The costumes, by Karinska, borrowed from the Milwaukee Ballet, are out of this world — feathered hats, white gloves, tutus, military inspired uniforms, boots, etc., all with impressive red, white and blue flare. Yes, there are stars and stripes in the costumes, in case you wondered. As in Gounod Symphony, the dancing by the large cast was executed with precision. Again, too, the often crowded stage gave the patterns made by the dancers, sometimes standing almost shoulder to shoulder, more power.
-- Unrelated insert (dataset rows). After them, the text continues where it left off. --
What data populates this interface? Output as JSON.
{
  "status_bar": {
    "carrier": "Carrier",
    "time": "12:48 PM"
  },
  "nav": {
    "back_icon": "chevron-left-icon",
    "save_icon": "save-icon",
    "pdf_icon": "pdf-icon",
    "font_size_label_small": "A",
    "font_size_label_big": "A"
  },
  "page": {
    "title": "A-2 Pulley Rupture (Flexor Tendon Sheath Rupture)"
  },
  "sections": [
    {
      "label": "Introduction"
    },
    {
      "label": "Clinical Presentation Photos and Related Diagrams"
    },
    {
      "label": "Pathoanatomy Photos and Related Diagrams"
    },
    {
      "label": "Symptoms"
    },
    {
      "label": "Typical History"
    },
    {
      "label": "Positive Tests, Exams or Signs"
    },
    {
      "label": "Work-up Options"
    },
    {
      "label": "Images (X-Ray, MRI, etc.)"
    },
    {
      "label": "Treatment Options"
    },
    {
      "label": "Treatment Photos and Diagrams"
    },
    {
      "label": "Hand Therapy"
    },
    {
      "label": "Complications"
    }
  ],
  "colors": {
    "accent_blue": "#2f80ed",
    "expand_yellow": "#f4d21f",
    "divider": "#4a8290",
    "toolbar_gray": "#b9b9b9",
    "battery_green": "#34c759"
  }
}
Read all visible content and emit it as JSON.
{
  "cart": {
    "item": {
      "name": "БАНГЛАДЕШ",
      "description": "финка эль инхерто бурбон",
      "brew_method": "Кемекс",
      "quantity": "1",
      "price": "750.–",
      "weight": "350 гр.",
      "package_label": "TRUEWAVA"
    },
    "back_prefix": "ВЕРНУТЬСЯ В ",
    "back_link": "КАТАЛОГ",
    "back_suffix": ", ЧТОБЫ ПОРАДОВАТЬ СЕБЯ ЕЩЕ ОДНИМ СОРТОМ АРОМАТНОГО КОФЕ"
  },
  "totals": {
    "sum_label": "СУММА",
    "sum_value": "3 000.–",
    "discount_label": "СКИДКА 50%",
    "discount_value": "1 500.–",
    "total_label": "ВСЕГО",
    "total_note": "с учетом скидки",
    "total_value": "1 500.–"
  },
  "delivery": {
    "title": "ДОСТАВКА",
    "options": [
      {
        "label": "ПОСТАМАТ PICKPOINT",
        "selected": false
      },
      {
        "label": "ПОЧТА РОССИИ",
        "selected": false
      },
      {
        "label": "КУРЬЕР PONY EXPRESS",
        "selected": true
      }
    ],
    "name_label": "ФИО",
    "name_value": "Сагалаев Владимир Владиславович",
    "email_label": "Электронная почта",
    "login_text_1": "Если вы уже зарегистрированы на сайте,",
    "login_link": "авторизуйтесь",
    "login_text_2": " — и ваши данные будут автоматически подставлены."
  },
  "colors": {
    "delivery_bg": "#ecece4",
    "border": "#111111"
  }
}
Stars and Stripes is a rousing good time, full of salutes, Rockette-type high kicks, and bouncy gallops. The Third Campaign, 3rd Regiment: Thunder and Gladiator stood out with Henning at the helm. The jumps and marching steps, and leaps and turns of the male dancers were so energetically produced that at the end of this section, Henning’s hat tipped off his head and rested behind his neck held by an elastic band. The highlight of the night, though, was the duet by Allynne Noelle and Thomas Garrett (Fourth Campaign, Liberty Bell and El Capitan). Wow, they danced with such charm and authority! Each was snappy and strong. Noelle jumped high, splaying her legs out a bit like points of a compass. Garrett, too, jumped high, his legs tucking under him like a frog puppet. The big sounds of the music were matched by their vivacious dancing. I think everyone would agree the evening ended on a high note. Better enjoy The Suzanne Farrell Ballet and its Balanchine works while you can!